This is a good question. It is probably best to start with a definition of what a dwarf planet is and then discuss whether Pluto is a dwarf planet.
According to the International Astronomical Union (IAU), dwarf plants are a spherical body that orbits the sun, which has a large enough mass to have its own gravitational pull, but not large enough gravitational of a pull that it clears its region of planetesimals.
Based on this definition, people debate whether Pluto is a dwarf planet or not. There is still a debate going on now. Some argue that Pluto is a dwarf plaent; other still argue that Pluto is a planet.
Because Pluto's orbit is crossing the Neptune's orbit.
Dwarf planets are planets too, in spite of the controversial 2006 vote by four percent of the International Astronomical Union.

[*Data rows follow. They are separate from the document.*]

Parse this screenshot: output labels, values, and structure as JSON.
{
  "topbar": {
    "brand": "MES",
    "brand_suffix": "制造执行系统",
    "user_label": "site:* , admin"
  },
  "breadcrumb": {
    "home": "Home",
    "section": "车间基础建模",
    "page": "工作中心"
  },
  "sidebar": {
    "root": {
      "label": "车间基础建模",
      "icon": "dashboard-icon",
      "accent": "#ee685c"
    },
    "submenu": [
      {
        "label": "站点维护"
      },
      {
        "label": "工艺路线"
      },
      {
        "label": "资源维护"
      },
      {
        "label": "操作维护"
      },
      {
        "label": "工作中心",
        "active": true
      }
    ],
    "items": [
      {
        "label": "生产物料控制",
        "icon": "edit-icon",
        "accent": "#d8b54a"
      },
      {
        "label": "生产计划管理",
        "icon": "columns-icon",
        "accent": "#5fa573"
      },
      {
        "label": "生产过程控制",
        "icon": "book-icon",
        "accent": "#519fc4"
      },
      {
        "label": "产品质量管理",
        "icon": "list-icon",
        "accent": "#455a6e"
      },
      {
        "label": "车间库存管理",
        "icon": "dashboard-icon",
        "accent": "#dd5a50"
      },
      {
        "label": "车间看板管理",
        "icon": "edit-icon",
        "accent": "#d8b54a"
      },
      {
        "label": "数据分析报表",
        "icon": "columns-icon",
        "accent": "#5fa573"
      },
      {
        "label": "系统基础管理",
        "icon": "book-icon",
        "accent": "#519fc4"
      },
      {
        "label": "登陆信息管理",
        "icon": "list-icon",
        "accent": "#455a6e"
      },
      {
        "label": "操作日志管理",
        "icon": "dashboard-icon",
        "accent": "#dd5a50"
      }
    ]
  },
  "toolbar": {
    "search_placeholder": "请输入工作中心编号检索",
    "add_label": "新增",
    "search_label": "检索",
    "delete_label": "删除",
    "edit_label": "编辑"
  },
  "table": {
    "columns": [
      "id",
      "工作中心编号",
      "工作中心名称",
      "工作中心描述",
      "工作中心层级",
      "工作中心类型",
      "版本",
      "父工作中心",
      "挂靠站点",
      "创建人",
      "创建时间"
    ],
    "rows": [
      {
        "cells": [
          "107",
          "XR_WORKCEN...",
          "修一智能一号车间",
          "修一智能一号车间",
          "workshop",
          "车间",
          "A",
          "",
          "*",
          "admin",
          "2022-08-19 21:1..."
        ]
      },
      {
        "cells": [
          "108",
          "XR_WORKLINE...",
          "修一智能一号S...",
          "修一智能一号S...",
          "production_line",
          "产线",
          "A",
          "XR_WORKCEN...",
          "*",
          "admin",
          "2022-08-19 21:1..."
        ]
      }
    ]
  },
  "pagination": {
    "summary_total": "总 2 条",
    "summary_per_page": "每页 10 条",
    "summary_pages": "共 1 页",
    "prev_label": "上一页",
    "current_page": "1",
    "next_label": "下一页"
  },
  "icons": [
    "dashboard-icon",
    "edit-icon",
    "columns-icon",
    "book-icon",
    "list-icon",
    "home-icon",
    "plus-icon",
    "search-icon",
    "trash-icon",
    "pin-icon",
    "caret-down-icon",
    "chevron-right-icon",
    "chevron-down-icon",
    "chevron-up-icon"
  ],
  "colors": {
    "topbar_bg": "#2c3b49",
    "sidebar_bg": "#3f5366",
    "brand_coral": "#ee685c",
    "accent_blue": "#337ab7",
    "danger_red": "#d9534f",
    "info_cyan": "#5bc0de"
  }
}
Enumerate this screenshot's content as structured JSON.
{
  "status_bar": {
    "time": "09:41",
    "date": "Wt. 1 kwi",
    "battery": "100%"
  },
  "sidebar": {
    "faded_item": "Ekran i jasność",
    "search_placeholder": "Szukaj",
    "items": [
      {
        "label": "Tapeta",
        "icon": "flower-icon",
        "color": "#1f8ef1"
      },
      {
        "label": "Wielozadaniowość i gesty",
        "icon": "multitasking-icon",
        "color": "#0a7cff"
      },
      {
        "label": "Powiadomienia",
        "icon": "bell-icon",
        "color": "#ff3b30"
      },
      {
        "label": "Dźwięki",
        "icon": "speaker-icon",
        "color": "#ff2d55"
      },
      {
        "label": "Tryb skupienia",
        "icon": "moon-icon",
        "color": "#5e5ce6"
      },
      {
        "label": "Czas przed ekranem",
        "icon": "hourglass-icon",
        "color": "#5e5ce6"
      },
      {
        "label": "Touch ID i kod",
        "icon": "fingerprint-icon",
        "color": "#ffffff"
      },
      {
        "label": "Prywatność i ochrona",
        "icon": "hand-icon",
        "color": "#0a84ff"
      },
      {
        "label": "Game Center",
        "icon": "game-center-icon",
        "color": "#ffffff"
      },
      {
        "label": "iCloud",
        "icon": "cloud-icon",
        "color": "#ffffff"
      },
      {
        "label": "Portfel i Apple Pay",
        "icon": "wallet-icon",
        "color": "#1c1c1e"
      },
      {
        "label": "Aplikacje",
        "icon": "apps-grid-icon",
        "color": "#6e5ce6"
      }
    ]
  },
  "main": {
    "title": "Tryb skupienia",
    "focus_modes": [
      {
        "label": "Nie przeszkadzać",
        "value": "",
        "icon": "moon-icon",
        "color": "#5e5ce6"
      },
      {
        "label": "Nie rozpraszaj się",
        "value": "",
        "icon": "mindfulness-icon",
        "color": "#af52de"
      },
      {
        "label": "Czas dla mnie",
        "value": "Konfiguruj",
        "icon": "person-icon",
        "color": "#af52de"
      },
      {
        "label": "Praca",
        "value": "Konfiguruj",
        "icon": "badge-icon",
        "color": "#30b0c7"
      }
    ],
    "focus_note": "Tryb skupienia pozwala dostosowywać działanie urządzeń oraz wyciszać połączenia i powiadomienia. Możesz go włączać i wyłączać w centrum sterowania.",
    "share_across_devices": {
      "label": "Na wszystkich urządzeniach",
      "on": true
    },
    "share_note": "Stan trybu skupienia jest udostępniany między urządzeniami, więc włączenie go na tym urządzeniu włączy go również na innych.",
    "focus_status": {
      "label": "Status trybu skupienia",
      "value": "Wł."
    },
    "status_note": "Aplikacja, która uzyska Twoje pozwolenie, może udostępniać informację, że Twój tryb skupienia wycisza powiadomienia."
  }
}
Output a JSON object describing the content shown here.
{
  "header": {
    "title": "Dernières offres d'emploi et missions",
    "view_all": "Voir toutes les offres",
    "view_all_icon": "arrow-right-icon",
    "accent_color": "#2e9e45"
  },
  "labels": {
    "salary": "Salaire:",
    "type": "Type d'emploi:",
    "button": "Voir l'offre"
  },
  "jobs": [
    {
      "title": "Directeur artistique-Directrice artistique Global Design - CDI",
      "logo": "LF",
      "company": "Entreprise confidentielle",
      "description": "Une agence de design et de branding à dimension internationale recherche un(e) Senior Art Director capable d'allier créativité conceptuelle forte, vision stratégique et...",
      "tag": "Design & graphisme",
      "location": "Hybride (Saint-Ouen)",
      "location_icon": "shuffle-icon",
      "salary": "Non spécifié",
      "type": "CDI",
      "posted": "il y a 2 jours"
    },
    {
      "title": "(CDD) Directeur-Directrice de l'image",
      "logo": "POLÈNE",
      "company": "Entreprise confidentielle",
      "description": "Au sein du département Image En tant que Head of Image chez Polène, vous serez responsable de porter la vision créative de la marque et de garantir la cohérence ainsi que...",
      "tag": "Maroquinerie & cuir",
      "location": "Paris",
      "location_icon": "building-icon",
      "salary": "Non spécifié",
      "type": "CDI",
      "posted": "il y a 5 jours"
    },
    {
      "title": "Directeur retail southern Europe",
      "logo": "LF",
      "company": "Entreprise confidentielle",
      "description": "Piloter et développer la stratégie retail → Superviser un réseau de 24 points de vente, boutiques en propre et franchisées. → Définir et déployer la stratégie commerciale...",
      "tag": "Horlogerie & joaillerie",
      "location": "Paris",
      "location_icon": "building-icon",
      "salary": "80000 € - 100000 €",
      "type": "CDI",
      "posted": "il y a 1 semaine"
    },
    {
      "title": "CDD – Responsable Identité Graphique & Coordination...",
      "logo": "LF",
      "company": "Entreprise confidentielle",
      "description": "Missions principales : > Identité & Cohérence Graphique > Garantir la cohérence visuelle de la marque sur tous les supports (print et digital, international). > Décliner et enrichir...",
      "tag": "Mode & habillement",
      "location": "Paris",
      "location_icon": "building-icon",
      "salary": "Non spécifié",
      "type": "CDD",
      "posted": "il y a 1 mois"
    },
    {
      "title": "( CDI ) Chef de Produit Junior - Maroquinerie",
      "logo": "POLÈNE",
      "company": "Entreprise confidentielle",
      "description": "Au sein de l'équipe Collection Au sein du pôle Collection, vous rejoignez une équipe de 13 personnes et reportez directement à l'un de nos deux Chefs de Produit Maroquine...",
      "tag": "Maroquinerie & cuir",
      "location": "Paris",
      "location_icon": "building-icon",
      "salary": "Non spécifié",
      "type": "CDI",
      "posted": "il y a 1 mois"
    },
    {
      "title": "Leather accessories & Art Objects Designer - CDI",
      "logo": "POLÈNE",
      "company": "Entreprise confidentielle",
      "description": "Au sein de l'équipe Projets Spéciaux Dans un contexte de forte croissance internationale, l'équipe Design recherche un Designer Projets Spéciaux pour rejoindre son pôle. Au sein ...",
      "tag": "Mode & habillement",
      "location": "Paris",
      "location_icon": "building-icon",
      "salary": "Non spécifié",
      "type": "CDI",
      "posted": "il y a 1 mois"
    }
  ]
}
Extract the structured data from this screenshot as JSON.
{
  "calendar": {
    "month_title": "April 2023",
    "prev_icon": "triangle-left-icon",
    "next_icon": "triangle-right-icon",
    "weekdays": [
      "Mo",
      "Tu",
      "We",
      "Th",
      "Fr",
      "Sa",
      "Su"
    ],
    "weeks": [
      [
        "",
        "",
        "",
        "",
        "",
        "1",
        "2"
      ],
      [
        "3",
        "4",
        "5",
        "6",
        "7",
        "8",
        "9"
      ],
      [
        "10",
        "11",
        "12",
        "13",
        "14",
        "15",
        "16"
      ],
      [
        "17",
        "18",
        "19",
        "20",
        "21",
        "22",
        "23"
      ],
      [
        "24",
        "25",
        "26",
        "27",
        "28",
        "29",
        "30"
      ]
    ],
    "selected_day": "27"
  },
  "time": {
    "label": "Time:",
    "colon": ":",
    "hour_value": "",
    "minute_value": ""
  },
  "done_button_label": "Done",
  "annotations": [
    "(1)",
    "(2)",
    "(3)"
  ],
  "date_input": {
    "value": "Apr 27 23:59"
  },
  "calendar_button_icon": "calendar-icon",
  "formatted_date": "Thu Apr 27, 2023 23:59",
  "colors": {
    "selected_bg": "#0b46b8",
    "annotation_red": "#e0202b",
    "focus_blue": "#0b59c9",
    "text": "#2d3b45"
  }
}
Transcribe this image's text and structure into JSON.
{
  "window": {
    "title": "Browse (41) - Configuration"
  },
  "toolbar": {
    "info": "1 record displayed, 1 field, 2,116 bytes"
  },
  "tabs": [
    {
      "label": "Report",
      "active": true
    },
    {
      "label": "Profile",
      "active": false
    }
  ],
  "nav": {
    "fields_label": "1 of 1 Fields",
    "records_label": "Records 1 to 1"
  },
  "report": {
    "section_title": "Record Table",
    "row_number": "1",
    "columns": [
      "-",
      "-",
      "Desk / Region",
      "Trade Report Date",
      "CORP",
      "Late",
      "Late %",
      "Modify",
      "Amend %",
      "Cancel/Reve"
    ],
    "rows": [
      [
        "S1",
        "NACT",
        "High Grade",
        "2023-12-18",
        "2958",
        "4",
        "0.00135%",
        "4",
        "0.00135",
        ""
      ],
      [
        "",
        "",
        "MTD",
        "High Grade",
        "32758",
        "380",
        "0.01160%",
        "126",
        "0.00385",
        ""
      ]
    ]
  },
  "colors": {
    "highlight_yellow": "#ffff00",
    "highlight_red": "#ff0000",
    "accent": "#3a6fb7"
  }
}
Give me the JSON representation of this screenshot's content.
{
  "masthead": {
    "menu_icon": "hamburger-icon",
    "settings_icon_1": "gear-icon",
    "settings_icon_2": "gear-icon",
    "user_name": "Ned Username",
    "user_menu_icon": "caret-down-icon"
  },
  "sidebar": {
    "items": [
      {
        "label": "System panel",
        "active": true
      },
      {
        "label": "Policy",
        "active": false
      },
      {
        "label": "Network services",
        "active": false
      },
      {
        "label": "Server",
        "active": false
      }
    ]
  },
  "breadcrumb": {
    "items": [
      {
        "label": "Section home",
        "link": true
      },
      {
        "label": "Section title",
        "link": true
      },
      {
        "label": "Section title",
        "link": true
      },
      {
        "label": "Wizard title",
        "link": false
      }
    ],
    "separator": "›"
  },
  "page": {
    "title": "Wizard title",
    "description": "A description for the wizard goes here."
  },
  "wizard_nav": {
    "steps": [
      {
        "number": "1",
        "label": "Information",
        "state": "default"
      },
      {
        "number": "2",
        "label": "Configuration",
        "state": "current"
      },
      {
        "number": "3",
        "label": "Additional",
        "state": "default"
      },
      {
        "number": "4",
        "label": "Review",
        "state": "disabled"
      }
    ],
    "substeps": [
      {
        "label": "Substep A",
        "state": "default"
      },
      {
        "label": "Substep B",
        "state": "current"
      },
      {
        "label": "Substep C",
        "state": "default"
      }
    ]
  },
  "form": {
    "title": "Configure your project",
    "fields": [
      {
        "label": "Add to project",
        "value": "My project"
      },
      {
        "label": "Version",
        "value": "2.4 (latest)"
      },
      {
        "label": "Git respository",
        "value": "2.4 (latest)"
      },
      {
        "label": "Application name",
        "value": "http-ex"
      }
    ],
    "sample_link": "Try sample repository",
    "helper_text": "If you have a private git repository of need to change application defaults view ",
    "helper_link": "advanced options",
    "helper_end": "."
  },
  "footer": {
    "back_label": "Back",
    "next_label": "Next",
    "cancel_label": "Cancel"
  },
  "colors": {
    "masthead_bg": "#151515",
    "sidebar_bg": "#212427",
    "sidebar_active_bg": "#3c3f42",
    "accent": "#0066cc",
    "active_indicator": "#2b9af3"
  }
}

Dr. Alan Stern coined the term "dwarf planet" in 1991 to refer to a third class of planets in addition to terrestrials and jovians, small planets that are large enough to be rounded by their own gravity but not large enough to gravitationally dominate their orbits. He never intended for dwarf planets to not be considered planets at all. The real issue at hand is two different ways of viewing the solar system. Dynamicists focus on the effects a celestial body has on neighboring bodies; therefore, to them, a celestial body has to gravitationally dominate its orbit in order to be considered a planet. The primary focus is on where the body is. Geophysicists, in contrast, focus not on the effects a celestial body has on other celestial bodies, but on individual celestial bodies themselves, their composition and structure. To geophysicists, a celestial body is a planet if it orbits a star and is large enough to be squeezed into a round shape by its own gravity, a state known as hydrostatic equilibrium. Interestingly, hundreds of professional astronomers signed a formal petition rejecting the IAU decision. The notion that dwarf planets are a subclass of planets is consistent with the use of the term "dwarf" in astronomy, where dwarf stars are a subclass of stars, and dwarf galaxies are a subclass of galaxies.